* If this publication is shareable, you can access it by clicking the "Download in English" button. If it is a journal article or book chapter, a link is provided in the text below.
In Vietnam, dengue fever is a major cause of hospitalization with over one million cases reported between 1991 and 2004. Changes in the incidence of dengue in Can Tho city due to increased temperature and changes in precipitation, are anticipated. In an effort to better characterize the relationship between climate and dengue, we examine the associations between weather variables and dengue hospitalizations in Can Tho between 2001 and 2011. Monthly data on hospitalized dengue cases and means of temperature, rainfall and humidity were recorded from 2001 to 2011. We used the Box-Jenkins approach to modelling of time series to assess the association between these factors. This model was validated by the Portmanteau test. Our results revealed that the highest dengue incidences in Can Tho occur between July and December. After adjusting for seasonality, the rate of dengue hospitalizations was significantly associated with relative humidity with a lag of one month. Rainfall and temperature were not predictors of dengue hospitalization rate. In conclusion, these data suggest that maximum relative humidity (with a one month lag) is an important determinant of dengue hospitalizations. Enhanced vector control during months with high humidity may be an important approach to prevent dengue transmission. Keywords: Health; Resilience and Climate Change Adaptation Keywords: Health; Resilience and Climate Change Adaptation. Retrieve article at
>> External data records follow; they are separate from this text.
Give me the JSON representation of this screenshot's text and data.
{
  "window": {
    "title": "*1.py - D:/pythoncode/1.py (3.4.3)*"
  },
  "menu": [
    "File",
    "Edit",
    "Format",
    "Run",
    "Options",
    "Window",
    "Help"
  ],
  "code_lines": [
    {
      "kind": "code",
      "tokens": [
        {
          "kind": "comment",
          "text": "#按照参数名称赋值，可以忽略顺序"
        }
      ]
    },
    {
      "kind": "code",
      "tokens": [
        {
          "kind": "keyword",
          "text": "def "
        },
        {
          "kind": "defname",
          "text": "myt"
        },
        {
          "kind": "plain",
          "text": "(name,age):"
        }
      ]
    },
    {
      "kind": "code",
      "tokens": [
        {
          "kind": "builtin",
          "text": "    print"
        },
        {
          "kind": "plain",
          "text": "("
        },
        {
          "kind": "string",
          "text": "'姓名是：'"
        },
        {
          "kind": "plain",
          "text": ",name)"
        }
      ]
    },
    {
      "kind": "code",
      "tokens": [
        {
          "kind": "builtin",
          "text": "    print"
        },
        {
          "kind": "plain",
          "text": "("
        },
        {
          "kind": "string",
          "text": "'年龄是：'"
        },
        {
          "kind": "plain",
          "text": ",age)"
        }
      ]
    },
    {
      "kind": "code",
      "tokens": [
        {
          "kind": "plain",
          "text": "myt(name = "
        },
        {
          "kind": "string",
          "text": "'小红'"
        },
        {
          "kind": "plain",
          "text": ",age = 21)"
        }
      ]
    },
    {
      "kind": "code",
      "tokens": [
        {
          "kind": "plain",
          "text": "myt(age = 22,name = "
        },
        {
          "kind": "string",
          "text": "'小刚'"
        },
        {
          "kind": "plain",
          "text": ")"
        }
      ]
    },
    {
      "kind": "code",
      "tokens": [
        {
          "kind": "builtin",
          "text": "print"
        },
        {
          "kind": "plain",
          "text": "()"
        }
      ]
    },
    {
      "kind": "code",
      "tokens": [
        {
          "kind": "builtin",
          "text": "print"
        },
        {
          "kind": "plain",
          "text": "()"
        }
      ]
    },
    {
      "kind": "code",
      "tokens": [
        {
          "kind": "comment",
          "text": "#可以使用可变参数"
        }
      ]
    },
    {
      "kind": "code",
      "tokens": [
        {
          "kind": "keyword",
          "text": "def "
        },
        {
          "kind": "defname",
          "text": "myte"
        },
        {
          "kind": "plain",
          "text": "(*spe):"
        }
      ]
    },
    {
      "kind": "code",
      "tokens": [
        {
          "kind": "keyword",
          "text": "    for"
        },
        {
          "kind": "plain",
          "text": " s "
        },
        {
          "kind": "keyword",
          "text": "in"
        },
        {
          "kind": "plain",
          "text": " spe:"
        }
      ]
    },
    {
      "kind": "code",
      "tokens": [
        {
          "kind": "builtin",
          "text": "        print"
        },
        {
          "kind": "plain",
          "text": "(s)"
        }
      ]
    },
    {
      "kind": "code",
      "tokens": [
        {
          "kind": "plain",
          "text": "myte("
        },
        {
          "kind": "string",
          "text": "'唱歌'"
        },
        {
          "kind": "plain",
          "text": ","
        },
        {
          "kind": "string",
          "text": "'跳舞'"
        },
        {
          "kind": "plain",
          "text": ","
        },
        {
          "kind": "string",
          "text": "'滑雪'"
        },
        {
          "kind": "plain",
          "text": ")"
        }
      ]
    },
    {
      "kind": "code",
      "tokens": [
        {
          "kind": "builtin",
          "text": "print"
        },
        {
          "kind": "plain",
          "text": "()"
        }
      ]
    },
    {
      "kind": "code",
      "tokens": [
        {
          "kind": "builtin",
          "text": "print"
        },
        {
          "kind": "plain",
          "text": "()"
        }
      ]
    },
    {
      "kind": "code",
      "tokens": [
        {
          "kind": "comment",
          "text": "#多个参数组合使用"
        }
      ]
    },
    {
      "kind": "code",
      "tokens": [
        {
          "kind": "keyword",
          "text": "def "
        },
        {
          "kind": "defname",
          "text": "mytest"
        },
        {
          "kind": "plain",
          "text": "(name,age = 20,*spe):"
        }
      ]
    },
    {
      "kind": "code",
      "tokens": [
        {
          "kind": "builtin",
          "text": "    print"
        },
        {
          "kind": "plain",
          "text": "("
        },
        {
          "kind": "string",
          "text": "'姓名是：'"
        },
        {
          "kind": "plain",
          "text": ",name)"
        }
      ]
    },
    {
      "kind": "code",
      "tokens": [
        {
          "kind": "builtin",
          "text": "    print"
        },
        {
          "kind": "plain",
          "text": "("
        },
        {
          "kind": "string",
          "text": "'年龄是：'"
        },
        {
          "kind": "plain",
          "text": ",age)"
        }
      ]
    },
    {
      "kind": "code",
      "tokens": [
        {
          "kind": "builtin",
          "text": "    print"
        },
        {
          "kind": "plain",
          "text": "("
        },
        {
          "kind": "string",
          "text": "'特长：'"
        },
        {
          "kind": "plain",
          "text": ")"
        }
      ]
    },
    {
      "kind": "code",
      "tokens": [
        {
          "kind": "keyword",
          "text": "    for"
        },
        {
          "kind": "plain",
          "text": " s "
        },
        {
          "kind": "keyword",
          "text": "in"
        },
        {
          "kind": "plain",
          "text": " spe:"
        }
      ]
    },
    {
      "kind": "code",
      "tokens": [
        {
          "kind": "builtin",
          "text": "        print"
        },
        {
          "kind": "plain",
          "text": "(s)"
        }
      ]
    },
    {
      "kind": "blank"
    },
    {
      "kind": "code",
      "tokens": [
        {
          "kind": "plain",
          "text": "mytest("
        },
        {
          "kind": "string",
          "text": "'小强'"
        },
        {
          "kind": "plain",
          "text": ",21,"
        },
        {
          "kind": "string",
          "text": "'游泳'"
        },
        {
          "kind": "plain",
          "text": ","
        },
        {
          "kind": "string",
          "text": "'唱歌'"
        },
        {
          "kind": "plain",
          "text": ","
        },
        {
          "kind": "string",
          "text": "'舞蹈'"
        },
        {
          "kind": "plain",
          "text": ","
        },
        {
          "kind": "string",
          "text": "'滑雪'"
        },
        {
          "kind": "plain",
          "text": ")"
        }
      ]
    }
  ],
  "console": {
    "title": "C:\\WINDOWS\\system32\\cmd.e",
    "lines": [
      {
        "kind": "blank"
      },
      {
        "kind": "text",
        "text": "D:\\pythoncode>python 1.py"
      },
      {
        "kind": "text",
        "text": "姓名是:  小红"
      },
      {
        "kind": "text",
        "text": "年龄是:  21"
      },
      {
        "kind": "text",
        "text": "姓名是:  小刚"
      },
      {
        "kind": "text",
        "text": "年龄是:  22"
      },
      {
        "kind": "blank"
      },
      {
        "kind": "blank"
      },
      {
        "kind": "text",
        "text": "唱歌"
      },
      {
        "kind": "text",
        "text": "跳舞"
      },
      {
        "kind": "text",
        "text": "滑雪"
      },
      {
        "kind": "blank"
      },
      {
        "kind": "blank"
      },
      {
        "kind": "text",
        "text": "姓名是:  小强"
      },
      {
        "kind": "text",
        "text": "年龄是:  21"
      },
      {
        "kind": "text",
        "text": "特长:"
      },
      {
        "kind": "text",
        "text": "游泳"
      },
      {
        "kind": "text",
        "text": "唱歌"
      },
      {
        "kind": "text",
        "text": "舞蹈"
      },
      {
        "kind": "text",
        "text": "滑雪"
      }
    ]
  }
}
Authors: Nguyen P. Toai, Dang V. Chinh, Amy Y. Vittor and Nguyen N. Huy
Keywords: Health; Resilience and Climate Change Adaptation
Citation: Nguyen, T., Dang, C., Vittor, A., Nguyen, H. (2016). Associations between Dengue Hospitalizations and Climate in Can Tho, Vietnam, 2001-2011. Environment Asia, 9(2) (2016) 55-63 DOI 10. 14456/ea2016.8